Task to complete: From the entries below, pull out each line where "body" appears.
===== Data to process
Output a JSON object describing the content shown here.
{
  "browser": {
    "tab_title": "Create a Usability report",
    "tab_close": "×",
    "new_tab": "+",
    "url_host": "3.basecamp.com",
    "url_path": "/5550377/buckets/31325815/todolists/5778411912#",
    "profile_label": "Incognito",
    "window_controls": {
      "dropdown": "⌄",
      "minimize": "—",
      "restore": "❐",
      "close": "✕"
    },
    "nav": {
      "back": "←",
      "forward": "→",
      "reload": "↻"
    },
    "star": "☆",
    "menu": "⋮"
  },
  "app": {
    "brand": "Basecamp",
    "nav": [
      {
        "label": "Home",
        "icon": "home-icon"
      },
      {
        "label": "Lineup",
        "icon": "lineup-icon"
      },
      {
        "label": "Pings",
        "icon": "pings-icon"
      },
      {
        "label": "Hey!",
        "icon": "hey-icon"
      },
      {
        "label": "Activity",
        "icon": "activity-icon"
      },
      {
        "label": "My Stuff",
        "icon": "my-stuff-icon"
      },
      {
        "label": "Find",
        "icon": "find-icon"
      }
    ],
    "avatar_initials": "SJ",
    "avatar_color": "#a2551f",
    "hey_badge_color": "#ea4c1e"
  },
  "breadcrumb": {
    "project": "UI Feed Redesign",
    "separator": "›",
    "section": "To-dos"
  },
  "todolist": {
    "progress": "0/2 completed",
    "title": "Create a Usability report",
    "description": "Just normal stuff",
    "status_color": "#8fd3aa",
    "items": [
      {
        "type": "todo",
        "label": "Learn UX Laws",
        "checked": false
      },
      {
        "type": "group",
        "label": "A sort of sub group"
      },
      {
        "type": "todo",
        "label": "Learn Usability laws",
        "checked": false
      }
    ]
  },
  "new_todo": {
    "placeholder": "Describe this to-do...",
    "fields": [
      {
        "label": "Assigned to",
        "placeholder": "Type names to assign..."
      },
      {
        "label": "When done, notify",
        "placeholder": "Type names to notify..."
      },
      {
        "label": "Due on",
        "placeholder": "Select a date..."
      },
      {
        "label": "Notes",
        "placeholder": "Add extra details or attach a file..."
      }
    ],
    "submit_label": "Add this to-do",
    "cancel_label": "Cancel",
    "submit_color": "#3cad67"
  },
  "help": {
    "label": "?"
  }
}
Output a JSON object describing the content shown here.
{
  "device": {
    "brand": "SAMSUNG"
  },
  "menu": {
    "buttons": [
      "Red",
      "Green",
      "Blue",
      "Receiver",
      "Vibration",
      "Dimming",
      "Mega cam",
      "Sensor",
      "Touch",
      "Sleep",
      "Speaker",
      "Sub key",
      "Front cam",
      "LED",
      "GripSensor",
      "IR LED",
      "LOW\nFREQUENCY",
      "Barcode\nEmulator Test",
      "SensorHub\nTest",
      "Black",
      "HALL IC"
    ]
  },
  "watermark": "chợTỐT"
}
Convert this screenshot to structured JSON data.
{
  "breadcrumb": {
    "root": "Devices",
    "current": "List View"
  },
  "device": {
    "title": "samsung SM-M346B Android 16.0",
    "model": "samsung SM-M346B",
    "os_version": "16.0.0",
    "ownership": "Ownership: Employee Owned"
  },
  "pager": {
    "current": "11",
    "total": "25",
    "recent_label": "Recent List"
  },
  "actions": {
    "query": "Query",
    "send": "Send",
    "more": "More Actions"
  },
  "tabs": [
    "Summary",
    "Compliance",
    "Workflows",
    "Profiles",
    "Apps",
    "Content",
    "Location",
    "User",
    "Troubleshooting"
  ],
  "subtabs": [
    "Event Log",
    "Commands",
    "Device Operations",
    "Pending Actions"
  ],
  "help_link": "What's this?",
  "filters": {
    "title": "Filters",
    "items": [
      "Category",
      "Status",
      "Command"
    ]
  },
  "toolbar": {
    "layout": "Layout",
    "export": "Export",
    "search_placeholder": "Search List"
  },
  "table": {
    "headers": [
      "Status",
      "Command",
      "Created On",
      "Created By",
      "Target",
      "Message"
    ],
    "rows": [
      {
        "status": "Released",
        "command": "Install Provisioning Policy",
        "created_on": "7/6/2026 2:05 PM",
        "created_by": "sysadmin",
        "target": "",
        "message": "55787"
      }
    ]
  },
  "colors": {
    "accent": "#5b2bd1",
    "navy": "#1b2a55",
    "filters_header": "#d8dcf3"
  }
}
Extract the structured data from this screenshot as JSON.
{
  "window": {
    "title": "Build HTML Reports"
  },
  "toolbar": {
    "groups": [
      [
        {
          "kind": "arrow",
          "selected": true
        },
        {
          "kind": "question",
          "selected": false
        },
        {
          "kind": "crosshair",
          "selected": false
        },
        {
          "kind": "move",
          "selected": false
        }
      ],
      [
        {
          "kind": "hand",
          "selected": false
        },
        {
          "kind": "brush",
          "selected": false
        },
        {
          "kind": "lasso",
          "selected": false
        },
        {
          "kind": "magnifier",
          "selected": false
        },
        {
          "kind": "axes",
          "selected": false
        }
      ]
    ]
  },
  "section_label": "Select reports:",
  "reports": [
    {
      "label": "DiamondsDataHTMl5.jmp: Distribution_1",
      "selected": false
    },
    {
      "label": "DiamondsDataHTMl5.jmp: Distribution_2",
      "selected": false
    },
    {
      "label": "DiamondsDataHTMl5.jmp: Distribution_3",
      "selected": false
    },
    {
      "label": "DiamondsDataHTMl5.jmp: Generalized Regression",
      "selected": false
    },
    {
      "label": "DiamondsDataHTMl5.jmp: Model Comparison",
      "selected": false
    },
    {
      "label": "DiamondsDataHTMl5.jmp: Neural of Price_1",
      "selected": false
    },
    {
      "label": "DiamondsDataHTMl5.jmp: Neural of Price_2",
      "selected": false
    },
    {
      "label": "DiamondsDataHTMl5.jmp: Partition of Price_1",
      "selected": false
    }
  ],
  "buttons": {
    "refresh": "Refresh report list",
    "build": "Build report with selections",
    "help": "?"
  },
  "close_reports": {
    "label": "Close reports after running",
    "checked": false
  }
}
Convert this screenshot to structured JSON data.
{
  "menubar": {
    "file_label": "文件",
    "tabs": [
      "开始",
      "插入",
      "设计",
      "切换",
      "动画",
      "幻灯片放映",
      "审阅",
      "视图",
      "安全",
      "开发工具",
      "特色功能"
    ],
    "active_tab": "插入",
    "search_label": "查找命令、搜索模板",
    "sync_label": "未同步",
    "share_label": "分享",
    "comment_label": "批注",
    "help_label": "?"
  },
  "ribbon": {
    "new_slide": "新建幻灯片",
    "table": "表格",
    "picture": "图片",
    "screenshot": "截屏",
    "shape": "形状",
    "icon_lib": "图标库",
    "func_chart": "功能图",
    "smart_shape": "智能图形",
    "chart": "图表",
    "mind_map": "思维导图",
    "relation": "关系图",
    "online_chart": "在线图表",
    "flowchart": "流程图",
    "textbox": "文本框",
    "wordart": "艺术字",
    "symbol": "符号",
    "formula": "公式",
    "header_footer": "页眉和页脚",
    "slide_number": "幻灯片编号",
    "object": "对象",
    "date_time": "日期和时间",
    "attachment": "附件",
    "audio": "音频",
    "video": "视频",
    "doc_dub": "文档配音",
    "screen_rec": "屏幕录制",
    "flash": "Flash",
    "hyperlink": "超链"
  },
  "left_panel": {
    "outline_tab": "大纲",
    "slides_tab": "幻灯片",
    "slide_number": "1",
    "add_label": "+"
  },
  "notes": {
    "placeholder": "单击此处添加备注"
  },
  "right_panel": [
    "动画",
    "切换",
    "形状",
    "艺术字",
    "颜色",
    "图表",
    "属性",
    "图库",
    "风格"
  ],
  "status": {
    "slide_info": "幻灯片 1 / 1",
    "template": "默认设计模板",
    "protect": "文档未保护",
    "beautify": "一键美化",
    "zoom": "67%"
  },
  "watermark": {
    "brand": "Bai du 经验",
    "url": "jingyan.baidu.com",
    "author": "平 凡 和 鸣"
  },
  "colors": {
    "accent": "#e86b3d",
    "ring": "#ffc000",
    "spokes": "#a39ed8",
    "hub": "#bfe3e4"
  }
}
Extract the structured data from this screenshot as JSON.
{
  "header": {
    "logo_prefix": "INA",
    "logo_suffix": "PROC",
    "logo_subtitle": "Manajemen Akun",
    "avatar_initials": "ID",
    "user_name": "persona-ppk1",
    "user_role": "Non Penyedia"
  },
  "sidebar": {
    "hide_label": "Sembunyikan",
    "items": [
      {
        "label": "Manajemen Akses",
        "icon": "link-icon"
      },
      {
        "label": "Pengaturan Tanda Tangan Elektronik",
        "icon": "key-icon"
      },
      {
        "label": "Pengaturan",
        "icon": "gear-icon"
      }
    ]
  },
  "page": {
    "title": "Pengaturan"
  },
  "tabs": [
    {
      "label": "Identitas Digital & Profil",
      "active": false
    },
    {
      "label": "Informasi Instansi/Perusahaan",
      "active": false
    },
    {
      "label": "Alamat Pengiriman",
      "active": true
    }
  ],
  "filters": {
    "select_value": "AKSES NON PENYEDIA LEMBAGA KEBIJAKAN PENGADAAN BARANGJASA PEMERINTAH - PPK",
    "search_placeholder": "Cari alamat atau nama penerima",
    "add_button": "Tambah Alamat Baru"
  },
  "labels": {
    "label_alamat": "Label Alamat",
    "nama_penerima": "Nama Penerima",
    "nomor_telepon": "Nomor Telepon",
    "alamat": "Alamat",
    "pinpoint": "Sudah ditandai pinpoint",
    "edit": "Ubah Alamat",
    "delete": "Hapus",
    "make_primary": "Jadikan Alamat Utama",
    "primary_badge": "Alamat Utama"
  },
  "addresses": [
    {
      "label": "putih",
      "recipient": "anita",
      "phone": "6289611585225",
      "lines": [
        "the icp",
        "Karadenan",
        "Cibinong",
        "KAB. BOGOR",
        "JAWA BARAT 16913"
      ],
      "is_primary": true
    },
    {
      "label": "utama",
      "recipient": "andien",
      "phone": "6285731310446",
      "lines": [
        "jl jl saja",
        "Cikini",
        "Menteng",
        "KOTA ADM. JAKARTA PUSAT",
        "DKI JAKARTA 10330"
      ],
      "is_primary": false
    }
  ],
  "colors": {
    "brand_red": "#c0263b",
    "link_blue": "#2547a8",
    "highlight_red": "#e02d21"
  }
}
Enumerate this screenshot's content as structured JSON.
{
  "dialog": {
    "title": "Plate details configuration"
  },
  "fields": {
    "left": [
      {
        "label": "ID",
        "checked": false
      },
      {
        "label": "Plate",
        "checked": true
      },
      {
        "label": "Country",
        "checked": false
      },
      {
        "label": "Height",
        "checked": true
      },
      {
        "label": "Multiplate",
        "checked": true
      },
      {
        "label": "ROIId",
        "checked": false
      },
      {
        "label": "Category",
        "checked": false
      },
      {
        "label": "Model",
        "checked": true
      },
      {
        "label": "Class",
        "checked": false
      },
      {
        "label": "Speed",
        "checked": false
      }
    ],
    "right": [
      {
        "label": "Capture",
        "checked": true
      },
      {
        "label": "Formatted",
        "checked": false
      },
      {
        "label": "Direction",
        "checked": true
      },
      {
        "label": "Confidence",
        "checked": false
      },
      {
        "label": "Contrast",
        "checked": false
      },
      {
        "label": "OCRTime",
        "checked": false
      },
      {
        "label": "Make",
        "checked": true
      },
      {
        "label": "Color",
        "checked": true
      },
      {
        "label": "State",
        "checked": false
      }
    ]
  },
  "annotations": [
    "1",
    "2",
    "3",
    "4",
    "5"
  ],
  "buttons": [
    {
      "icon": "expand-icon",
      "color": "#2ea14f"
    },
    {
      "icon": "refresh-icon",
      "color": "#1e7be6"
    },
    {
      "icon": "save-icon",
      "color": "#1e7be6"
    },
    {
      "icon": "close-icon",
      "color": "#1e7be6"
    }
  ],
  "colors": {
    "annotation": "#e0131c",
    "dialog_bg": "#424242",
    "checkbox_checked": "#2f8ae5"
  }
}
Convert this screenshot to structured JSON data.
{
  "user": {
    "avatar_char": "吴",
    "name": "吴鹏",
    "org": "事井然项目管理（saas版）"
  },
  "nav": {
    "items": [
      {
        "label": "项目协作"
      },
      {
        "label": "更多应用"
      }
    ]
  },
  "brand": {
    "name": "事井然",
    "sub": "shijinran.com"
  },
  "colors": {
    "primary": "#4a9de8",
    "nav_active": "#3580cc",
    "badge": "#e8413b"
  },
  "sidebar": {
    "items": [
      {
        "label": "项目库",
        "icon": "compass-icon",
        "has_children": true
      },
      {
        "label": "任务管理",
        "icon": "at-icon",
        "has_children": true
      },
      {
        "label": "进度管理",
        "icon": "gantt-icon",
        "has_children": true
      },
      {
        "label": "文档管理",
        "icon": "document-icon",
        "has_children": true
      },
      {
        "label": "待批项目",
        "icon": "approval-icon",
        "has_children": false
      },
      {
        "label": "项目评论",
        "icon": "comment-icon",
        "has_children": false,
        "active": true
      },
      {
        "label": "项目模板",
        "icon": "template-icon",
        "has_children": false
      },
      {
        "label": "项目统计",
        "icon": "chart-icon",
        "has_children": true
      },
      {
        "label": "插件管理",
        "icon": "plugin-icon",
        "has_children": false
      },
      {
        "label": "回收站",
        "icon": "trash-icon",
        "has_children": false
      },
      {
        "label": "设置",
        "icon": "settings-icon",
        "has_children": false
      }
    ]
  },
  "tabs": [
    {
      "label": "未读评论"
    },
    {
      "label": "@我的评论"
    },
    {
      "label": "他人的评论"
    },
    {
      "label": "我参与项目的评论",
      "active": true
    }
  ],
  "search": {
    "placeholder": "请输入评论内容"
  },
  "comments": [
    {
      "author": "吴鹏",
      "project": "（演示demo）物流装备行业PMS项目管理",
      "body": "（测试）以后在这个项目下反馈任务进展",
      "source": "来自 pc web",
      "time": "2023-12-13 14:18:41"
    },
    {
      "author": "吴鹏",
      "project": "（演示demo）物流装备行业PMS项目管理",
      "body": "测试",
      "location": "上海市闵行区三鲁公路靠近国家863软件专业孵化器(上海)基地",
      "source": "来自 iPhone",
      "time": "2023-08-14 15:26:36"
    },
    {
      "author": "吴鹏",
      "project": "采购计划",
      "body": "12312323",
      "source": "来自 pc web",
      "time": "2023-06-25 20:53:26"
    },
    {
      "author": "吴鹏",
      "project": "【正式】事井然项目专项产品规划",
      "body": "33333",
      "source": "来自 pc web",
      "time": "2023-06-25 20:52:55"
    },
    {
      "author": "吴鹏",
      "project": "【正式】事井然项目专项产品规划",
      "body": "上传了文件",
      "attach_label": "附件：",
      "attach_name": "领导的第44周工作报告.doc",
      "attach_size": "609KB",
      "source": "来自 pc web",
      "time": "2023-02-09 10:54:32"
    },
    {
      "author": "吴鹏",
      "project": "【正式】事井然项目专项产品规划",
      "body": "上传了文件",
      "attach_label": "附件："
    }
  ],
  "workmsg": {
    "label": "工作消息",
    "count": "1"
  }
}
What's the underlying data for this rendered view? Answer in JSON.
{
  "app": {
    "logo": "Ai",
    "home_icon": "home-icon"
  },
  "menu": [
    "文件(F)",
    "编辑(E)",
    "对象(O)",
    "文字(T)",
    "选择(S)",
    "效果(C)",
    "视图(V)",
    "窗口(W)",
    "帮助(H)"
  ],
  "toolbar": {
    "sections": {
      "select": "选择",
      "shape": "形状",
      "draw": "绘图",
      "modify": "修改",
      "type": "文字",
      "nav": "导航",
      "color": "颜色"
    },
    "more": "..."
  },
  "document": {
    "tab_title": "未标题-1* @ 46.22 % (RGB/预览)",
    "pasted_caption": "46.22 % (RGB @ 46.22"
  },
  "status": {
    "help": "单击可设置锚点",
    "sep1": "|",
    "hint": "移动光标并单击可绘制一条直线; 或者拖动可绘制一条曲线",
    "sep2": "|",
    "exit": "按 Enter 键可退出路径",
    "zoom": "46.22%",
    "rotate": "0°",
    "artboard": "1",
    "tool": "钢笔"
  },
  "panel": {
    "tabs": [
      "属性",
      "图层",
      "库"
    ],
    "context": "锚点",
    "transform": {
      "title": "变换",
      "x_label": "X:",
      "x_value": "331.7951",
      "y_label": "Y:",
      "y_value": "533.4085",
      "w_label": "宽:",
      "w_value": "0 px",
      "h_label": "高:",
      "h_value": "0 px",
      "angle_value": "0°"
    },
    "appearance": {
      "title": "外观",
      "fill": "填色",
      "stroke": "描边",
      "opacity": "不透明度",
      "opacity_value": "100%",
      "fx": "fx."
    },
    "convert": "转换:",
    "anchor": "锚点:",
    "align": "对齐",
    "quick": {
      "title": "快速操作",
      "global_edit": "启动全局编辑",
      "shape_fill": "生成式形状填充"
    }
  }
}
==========
Answer to the exercise:
      "body": "（测试）以后在这个项目下反馈任务进展",
      "body": "测试",
      "body": "12312323",
      "body": "33333",
      "body": "上传了文件",
      "body": "上传了文件",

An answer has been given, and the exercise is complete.